- TASK PROMPT
Copy out every line of the data that has the word "icon" somewhere in it.

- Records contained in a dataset
▶

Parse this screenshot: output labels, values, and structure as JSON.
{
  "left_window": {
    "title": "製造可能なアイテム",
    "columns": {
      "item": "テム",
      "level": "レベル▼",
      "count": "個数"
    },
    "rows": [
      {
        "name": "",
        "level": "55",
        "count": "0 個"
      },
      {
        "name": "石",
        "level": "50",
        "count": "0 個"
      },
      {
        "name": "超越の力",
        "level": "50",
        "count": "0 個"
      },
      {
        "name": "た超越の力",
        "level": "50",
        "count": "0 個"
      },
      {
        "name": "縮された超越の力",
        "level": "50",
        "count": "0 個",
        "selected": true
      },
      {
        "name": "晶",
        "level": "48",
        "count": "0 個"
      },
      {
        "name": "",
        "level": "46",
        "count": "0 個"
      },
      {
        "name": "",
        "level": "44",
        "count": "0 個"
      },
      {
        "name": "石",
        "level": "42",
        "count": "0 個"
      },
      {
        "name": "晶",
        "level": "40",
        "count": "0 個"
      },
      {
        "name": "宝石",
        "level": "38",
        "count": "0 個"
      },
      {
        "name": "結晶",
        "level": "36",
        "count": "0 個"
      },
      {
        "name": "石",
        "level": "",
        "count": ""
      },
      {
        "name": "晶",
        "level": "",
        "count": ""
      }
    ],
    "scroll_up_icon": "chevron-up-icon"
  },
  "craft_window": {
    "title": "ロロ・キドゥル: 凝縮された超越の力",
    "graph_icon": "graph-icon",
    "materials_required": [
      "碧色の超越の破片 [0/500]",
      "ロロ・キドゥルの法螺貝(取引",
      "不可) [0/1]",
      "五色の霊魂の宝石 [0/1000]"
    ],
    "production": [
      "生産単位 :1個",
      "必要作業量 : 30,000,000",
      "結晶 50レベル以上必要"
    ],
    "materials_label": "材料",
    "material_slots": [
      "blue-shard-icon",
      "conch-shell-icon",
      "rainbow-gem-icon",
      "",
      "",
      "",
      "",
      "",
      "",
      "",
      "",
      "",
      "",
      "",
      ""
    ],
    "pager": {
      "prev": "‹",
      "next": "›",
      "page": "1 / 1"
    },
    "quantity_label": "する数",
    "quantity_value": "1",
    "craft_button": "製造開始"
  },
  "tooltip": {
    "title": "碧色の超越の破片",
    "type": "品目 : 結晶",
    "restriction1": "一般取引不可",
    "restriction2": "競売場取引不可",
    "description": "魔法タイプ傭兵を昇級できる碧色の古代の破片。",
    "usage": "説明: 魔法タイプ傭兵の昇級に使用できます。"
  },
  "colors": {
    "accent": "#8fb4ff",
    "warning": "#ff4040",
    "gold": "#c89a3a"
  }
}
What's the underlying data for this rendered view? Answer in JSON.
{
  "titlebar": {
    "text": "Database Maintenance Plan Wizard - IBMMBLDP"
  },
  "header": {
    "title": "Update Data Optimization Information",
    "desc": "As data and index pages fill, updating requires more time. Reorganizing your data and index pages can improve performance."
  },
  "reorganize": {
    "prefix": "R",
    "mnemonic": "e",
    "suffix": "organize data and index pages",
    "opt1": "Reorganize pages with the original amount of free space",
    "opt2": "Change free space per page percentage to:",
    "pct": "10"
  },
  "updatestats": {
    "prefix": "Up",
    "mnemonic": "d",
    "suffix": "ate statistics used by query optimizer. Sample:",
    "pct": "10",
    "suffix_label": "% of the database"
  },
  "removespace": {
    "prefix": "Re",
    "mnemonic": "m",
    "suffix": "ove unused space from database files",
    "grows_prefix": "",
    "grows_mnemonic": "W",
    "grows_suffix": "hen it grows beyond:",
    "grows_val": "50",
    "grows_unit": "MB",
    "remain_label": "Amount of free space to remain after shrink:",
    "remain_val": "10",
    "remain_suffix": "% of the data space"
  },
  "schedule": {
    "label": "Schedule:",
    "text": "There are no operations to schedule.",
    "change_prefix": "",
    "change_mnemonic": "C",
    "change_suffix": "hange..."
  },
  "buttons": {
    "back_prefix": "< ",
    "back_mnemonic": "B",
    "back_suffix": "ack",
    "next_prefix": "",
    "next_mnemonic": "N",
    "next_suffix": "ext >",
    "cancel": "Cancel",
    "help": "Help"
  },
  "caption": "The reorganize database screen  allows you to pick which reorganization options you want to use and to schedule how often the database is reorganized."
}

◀

- WRITTEN ANSWER
    "scroll_up_icon": "chevron-up-icon"
    "graph_icon": "graph-icon",
      "blue-shard-icon",
      "conch-shell-icon",
      "rainbow-gem-icon",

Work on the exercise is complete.